= Stored data =
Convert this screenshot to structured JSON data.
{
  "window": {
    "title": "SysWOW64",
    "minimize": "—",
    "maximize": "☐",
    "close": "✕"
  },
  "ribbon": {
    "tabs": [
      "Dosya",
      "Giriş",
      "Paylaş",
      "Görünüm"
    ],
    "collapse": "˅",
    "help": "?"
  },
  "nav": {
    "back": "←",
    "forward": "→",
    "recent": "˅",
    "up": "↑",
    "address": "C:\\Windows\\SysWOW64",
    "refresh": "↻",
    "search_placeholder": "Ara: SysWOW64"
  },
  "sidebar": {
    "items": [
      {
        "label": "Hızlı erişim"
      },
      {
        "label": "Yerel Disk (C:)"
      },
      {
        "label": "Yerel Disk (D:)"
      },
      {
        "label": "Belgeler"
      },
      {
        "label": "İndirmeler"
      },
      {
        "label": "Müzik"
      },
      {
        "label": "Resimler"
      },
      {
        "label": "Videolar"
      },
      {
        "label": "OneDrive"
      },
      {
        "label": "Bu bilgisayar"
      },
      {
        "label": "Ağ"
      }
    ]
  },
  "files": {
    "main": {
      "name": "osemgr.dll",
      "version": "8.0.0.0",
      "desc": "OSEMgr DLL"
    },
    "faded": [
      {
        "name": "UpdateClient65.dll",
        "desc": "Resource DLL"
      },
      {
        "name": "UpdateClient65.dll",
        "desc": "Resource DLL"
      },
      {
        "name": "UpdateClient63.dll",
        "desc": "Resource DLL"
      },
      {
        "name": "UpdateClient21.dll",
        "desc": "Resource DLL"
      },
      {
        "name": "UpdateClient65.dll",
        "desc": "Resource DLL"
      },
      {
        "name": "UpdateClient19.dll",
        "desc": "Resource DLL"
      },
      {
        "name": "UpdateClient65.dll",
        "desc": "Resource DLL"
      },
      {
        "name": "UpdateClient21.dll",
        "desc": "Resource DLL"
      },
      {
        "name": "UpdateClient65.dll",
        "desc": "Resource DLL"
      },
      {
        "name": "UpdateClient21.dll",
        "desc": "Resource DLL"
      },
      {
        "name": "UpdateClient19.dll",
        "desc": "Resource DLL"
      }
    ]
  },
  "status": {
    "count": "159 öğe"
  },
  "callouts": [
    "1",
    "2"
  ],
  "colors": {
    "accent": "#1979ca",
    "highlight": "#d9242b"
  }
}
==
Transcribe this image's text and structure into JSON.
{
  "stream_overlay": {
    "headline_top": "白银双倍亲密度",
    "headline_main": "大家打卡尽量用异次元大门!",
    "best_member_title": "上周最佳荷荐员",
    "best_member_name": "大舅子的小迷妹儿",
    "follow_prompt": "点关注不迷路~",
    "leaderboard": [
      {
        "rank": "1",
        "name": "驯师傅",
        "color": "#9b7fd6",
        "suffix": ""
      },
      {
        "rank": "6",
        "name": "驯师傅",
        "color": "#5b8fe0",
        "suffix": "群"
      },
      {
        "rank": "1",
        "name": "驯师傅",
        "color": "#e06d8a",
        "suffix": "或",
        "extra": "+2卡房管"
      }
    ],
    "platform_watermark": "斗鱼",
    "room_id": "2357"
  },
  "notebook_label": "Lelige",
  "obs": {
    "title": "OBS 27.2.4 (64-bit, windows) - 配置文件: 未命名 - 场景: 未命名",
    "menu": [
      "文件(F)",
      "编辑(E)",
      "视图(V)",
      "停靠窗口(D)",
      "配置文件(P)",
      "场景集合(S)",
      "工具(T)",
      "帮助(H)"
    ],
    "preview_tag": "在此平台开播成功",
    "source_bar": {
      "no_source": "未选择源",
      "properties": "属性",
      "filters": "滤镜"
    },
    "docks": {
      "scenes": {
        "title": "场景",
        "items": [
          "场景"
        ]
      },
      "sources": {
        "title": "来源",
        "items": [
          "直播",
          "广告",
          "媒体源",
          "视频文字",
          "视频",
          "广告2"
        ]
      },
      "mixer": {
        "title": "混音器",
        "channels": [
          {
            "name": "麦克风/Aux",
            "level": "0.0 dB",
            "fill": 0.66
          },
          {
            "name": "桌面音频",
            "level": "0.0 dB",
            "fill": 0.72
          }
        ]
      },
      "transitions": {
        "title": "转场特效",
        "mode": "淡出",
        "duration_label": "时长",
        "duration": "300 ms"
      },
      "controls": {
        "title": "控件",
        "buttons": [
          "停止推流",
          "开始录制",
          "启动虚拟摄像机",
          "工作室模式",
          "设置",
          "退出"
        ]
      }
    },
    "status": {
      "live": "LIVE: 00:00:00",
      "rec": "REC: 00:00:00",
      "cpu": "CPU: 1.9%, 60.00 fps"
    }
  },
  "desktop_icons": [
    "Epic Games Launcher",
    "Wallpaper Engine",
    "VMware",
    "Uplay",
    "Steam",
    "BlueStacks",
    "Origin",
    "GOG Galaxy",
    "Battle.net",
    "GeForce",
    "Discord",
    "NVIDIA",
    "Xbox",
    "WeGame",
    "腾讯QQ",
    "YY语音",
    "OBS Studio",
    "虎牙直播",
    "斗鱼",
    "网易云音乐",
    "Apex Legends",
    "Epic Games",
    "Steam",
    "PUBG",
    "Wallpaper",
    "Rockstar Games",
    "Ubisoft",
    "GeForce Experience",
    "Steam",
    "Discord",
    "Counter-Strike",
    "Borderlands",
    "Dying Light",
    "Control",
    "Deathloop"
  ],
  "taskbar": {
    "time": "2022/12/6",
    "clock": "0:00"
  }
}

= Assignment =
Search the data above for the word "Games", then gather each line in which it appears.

= Solution to the exercise =
    "Epic Games Launcher",
    "Epic Games",
    "Rockstar Games",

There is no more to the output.